The profound irony inherent in modernist reductionism is its noble attempt to get to the heart of the matter, whatever it might be, despite the inadequacy of the means employed. In literature, what is lost is what one expects of words: communication; in art: what is lost is legibility. These are not unendurable losses, if the method is transparent -- as it is, for instance, in Pound or Picasso. In all cases, dealing with the problem is sometimes of enormous interest in itself. You explode traditional habits, and perceive on new levels of awareness, But the works always fail in the end, because their ambition is beyond their capacities to achieve.
Getting to the heart of matter has been the triumph, not of the arts, but of modern science, where literally, and often with great elegance, the mysteries of matter have been revealed, analyzed, and applied to technology with enormous deftness, and overarching cultural repercussions.
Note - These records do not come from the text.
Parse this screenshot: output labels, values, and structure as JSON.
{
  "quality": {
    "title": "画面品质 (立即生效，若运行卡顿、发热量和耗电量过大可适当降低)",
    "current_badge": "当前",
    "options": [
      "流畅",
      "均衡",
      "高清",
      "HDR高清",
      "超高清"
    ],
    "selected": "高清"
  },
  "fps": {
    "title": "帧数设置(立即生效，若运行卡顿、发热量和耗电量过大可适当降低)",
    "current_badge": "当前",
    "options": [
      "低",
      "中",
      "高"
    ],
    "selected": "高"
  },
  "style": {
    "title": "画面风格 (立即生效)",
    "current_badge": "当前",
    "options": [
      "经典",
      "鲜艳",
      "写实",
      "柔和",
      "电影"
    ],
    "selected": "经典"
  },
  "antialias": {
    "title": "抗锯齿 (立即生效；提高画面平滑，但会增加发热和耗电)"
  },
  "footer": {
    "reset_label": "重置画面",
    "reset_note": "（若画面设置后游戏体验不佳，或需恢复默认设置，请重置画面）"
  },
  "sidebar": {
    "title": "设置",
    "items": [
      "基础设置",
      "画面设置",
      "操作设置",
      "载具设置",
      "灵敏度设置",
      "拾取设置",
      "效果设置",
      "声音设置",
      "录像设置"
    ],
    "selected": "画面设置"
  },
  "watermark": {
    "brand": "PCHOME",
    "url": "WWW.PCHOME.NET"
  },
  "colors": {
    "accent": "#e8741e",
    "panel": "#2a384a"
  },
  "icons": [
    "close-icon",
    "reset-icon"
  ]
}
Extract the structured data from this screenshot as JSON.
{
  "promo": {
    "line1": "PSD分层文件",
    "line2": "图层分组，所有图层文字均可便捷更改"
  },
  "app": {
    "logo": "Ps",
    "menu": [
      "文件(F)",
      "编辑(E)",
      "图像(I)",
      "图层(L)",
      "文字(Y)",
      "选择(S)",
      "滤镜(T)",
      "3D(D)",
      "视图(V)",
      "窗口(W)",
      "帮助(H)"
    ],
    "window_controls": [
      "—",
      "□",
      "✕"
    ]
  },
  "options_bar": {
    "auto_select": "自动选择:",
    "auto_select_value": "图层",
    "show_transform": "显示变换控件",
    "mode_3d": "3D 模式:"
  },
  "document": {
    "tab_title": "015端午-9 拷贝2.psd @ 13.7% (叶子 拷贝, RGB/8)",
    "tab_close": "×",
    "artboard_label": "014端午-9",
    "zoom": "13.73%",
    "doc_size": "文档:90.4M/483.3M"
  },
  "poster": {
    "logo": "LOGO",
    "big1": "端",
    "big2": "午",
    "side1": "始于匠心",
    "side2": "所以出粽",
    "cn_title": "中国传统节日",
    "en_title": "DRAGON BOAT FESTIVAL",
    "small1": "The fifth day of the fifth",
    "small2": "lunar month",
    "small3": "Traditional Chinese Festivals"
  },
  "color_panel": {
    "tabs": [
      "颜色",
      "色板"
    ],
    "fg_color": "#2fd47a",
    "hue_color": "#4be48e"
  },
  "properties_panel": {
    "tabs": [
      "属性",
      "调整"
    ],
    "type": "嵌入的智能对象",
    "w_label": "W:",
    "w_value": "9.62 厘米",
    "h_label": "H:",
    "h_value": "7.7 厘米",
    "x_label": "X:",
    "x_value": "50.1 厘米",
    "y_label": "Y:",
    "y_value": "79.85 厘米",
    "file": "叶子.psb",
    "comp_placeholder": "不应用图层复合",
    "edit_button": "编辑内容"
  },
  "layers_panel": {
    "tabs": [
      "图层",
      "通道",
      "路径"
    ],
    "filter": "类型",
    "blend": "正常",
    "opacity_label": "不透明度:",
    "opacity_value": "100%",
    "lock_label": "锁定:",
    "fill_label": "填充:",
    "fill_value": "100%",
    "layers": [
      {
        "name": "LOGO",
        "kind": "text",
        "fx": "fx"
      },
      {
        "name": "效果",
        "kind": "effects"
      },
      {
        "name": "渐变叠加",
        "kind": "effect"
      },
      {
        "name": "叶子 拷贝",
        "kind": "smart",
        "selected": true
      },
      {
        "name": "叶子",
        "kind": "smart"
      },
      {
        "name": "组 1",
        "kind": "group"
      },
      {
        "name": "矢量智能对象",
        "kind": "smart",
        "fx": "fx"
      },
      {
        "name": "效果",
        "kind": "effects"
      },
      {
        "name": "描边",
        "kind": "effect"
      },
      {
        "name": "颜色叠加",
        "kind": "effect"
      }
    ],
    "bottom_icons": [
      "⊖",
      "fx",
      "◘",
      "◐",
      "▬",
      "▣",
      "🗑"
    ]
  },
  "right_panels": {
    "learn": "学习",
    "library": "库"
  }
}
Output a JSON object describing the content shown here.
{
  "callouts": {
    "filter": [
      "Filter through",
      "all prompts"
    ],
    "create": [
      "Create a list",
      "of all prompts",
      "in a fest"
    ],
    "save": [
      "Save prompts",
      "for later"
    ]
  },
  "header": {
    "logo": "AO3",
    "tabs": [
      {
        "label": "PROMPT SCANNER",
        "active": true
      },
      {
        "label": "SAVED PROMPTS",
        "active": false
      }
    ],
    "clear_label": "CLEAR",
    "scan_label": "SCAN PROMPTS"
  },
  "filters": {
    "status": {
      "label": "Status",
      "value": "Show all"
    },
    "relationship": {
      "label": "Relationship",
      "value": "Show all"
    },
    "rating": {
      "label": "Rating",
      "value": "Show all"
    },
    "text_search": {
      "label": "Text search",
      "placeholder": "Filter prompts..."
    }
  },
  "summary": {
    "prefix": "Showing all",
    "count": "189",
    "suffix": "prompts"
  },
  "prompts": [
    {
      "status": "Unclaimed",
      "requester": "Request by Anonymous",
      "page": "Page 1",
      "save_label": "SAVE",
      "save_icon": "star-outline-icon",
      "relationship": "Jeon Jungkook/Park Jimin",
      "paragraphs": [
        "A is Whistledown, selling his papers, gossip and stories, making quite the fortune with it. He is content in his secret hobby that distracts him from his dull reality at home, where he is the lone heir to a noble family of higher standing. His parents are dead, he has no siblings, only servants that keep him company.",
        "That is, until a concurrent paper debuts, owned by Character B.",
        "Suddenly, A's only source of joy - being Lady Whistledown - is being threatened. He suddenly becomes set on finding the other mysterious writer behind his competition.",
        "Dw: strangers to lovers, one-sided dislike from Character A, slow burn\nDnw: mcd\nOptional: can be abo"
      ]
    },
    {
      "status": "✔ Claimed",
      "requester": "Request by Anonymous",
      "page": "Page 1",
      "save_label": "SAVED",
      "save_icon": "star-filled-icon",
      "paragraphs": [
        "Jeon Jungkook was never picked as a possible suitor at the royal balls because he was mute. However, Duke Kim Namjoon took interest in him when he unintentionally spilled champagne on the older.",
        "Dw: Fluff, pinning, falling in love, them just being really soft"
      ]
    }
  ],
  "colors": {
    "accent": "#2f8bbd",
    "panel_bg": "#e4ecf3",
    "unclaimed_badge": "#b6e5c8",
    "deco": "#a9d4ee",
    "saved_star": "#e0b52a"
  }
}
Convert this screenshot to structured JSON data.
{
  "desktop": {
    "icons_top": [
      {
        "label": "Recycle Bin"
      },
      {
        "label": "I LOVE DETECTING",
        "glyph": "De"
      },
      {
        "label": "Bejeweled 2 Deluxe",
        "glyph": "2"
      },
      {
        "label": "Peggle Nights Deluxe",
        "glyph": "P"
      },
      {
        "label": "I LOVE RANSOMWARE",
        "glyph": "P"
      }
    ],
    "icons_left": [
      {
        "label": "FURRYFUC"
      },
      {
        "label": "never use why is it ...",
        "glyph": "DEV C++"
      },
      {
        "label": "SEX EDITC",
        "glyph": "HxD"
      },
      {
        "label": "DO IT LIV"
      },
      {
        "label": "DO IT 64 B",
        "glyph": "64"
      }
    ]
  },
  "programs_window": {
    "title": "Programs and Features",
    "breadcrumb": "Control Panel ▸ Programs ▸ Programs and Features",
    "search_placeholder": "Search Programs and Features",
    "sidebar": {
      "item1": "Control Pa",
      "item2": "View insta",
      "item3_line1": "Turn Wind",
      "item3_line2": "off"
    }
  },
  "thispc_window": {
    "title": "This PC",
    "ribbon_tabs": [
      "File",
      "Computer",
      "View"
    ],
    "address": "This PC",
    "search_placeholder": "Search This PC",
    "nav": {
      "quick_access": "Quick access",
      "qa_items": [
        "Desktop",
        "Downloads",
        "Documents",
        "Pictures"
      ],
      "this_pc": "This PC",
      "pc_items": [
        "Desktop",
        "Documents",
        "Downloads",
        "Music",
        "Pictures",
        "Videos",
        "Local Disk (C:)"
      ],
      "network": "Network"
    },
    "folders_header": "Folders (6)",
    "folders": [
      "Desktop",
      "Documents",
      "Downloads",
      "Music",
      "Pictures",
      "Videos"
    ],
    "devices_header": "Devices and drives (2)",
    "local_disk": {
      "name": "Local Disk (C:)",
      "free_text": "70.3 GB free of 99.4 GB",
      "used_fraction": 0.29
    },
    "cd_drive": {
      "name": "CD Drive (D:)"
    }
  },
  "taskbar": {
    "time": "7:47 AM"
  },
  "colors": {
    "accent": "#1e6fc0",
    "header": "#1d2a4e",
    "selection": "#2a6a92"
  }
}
Ever since the exploitation of color contrasts by the Impressionists, based on principles derived from the craft of tapestry weaving, to our current tweaking a graphic's pixels on our home computer screens, the arts have enviously, and with ultimate futility, attempted to imitate what the sciences had already achieved. (Here, along with its primitive origins in weaving, we might ponder that first "pixel" design to be found in Diderot & D'Alembert's Encyclopédie, Supplément, "Lingere," Tome III, Planche IV, that rationalizes the embroidering of monograms on linens.) This parallelism with science has been widely noted in Cubism's simultaneity of vision, but not, I think, in other aspects of visual modernism's relentless reductionism. From Monet and Seurat through the ben-day dot screens to our digital cybersphere, visual reductionism has been aped but seldom transcended by artists. Like it or not, the future of visual experience is in this new, electronic manner of counting out what we call reality. For the nonce (since this PAGE shall be returning to this subject in the future), I shall just say it is best achieved in art by free association than by formal or coloristic reduction.
Bonnard lovers will probably disagree, even after reading his 1945 epigraph at the end of MoMA's exhibition about how "There is a formula that perfectly fits painting: lots of little lies for the sake of one big truth." There is something about modern science that would perhaps take this statement to heart, since much of science is axiomatic fibbing, the better to strike the big truths that sometimes result -- all else being equal.
But despite these quibbles, this is a beautiful exhibition
in itself, one that makes us see and prompts thought. Its curators,
John Elderfield and Sarah Whitfield, are to be congratulated
for bringing such an opportunity about.